Gilbert’s battalion took part in the fighting around Ypres. This included a battle at Nonne Boschen on 11 November 1914 where both Gilbert Ivall (aged 30) and Albert Turton died. The 1st Battalion of the Scots Guards were occupying trenches between Veldhoek and Gheluvelt, southeast of Ypres. The War Diary of 1st Battalion of the Scots Guards (which is kept at the National Archives at Kew) has the following description of the fighting that day :
“Terrific shelling commenced at 6.30am and lasted for three hours. All trenches and dugouts were knocked in. The Prussian Guard attacked through Veldhoek and took the four trenches along the whole of the 1st Brigade. Our men in orchard held on till trenches on either side were occupied by the enemy and did good execution. The point d’appui (base for military operations) was shelled to pieces early in the morning and attacked by infantry from the wood.
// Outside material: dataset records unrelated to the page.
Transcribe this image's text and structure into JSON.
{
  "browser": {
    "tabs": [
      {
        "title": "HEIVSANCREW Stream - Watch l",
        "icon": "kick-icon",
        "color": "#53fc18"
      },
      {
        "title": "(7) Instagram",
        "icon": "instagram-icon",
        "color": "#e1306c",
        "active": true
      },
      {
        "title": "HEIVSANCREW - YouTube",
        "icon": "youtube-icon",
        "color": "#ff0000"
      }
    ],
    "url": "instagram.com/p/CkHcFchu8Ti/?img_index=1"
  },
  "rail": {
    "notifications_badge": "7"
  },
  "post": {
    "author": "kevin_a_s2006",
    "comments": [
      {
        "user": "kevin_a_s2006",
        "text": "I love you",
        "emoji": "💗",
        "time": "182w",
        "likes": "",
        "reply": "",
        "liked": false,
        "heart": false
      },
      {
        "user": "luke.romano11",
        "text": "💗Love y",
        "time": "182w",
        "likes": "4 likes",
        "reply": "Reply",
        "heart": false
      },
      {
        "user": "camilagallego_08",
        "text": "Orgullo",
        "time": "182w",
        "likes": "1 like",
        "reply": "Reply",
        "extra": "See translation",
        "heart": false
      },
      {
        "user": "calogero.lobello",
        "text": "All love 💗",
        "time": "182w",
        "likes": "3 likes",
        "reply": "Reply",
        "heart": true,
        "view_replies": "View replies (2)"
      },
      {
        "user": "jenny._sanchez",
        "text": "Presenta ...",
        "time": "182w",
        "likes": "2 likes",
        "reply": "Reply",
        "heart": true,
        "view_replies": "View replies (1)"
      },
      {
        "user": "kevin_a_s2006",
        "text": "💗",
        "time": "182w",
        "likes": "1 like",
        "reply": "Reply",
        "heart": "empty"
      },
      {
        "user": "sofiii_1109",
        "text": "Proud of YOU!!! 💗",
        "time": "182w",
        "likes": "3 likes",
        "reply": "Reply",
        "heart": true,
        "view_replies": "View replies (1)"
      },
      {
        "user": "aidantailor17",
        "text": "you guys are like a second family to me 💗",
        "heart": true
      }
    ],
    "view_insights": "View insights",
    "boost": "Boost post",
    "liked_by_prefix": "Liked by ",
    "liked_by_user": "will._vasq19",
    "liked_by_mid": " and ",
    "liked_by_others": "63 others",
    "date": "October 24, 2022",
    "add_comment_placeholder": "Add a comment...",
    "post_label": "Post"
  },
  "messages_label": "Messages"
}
Only 5 men from the fire trench, 30 from the orchard, 4 from the point d’appui and battalion HQs escaped and managed to join the rest of the brigade at dusk. The enemy got within 200 yards of our guns, but were driven back losing very heavily.”
The same battle is described in “Great Battles of World War I” by Anthony Livesey.
“The following day, 11 November, a renewed German attack by the 4th Guards Division was launched in the southern sector against the British 1st Guards Brigade: the two crack units of the opposing armies. The Germans broke through the British Line, but seemed unable, once again, to follow up their success, and were driven back by the last Allied reserves.”
The name of Gilbert Ivall is recorded on the Menin Gate memorial at Ypres but he has no gravestone. His name is on the war memorials at St Peter’s Church, Chalvey and St Mary’s Church, Slough. It is also in the book of remembrance kept in the chapel built to commemorate soldiers of Scottish Regiments at Edinburgh Castle.
Alice, Gilbert’s wife, died in 1958 aged 71.